SPSS Applications Guide, Ch. 12, "Simple and Multiple Linear Regression," only pp. 215-230.

The Guide continues with multiple regression by describing two different methods for selecting independent variables for inclusion in the model. Backward elimination enters all the available independent variables on the first step and then winnows out those that don't help with the explanation. Stepwise works in the opposite direction: it uses the strongest predictor variable first and then adds others that help the prediction. Both methods are, in essence, substitute for clear theory. If your theory is clear and you want to test a model using variables derived from theory, then use the Enter method. Researchers seldom have such clear theoretical expections in their minds, so they use whatever crutches they can. Concentrate on stepwise; my examples will use it.


progress reports are due!

We continue our discussion of multiple regression, moving to the point where you can do a multiple regression analysis of your own.

Assignment: Using the states2000 file, choose five variables that you think might provide the best explanation of the states' vote for Bush in 2000. Use your head (i.e., theory) to pick the first five variables, and use the computer to winnow the five down to three (or fewer). This assignment will test your understanding of the SPSS regression procedure. Use Stepwise as your method for choosing your variables.



Alan Wells, "The Coup d'Etat in Theory and Practice: Independent Black Africa in the 1960s," American Journal of Sociology, 79 (1974), 871-887 (on our website).

Robert W. Jackman, "The Predictability of Coups d'Etat: A Model with African Data," American Political Science Review, 72 (Dec, 1978), 1262-1275 (on our website).

The Wells article uses a dummy variable in a minor way. I will give a more general discussion in class. Jackman's article is much more sophisticated that anything we have read to now. Compare his analysis to that by Wells on the same topic. Which is more convincing and why? You will not understand everything in Jackman, but you should at least be familiar with most of the statistical methodology. (For those of you who are especially interested in this topic and who wish to explore it further, see the exchange of views, "Explaining African Coups d'Etat," American Political Science Review, 80 (March, 1986), 225-249.) If you can decipher the Wells and Jackman articles now (and couldn't before the course began), you have come a very long way in a few short weeks. Congratulations, you should not be able to understand 75 percent of the quantitative articles that you are likely to encounter in mainstream political science and sociology journals. If you want to understand more, take a more advanced in statistical analysis offered in political science or elsewhere in the social sciences.

Having seen that dummy variables can be used in regression analysis, you may have suspected that there is a more general relationship between regression analysis and analysis of variance. There is, and I will demonstrate their similarities in class.
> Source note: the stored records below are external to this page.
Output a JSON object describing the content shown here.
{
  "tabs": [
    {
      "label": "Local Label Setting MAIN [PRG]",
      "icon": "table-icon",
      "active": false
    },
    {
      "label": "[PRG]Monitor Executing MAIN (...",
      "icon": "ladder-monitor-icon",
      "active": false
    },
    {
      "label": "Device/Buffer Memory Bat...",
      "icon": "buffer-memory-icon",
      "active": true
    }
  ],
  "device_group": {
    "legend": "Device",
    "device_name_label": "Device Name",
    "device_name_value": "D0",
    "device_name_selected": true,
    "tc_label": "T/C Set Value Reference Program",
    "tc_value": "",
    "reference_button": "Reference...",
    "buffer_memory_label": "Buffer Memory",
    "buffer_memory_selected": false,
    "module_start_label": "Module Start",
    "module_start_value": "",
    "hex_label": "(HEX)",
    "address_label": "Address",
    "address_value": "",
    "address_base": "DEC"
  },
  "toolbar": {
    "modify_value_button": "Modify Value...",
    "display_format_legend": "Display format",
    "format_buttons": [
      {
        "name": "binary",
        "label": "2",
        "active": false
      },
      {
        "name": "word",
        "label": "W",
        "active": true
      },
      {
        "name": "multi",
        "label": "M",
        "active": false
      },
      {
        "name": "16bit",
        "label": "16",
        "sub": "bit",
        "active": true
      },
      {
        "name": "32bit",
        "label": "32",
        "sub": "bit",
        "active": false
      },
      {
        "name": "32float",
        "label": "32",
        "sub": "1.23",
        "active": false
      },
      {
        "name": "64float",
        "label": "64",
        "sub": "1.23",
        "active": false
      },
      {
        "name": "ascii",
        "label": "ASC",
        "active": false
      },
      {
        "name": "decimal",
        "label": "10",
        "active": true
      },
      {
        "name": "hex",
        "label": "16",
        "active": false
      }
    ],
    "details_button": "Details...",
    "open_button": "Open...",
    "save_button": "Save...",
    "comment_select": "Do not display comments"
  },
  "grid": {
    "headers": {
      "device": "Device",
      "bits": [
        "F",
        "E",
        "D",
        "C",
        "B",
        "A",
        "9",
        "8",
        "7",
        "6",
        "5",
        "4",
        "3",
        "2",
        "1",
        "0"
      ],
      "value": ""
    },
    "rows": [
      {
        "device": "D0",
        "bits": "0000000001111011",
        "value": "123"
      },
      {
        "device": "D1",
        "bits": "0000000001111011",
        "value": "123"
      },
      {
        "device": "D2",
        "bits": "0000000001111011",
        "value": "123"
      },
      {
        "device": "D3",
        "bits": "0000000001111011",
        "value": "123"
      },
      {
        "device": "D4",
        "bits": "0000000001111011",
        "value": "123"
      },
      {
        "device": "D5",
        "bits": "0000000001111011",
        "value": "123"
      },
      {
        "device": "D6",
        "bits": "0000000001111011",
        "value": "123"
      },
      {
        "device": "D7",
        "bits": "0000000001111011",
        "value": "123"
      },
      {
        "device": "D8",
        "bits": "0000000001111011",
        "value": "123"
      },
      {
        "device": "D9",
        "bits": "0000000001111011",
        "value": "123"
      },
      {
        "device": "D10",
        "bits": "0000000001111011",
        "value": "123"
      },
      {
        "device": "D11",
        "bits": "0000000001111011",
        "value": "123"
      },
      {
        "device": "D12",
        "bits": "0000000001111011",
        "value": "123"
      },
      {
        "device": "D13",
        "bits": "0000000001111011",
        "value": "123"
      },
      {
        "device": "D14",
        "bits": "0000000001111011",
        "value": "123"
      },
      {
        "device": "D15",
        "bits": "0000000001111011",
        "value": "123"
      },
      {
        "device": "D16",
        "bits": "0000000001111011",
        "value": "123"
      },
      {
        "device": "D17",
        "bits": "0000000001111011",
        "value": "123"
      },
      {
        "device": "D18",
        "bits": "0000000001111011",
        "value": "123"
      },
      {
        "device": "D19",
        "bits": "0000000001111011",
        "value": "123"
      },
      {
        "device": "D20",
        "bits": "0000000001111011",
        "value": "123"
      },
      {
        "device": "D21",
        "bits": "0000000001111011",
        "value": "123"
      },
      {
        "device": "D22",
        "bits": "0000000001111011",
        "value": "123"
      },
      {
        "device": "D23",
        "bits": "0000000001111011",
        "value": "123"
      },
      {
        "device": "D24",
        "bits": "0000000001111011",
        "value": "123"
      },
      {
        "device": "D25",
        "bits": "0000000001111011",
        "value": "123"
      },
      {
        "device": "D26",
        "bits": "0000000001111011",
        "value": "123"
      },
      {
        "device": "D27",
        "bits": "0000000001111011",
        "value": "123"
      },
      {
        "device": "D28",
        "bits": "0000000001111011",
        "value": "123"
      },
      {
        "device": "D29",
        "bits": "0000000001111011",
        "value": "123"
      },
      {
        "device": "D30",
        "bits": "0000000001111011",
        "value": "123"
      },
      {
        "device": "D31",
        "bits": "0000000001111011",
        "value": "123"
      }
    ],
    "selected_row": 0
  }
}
Assignment: Here is a special challenge: Use SPSS, to create "dummy" variables (those which assume a value of either 0 or 1) for 3 of the 4 regions in the American states file. Use these dummy variables to predict Clinton's 1996 vote by each of the regions. This amounts to using a qualitative variable (region) in regression analysis. Then use means (or oneway) to analyze the vote for president with the single variable, region. Compare the two results for similarities and differences.


No optional session before Thanksgiving break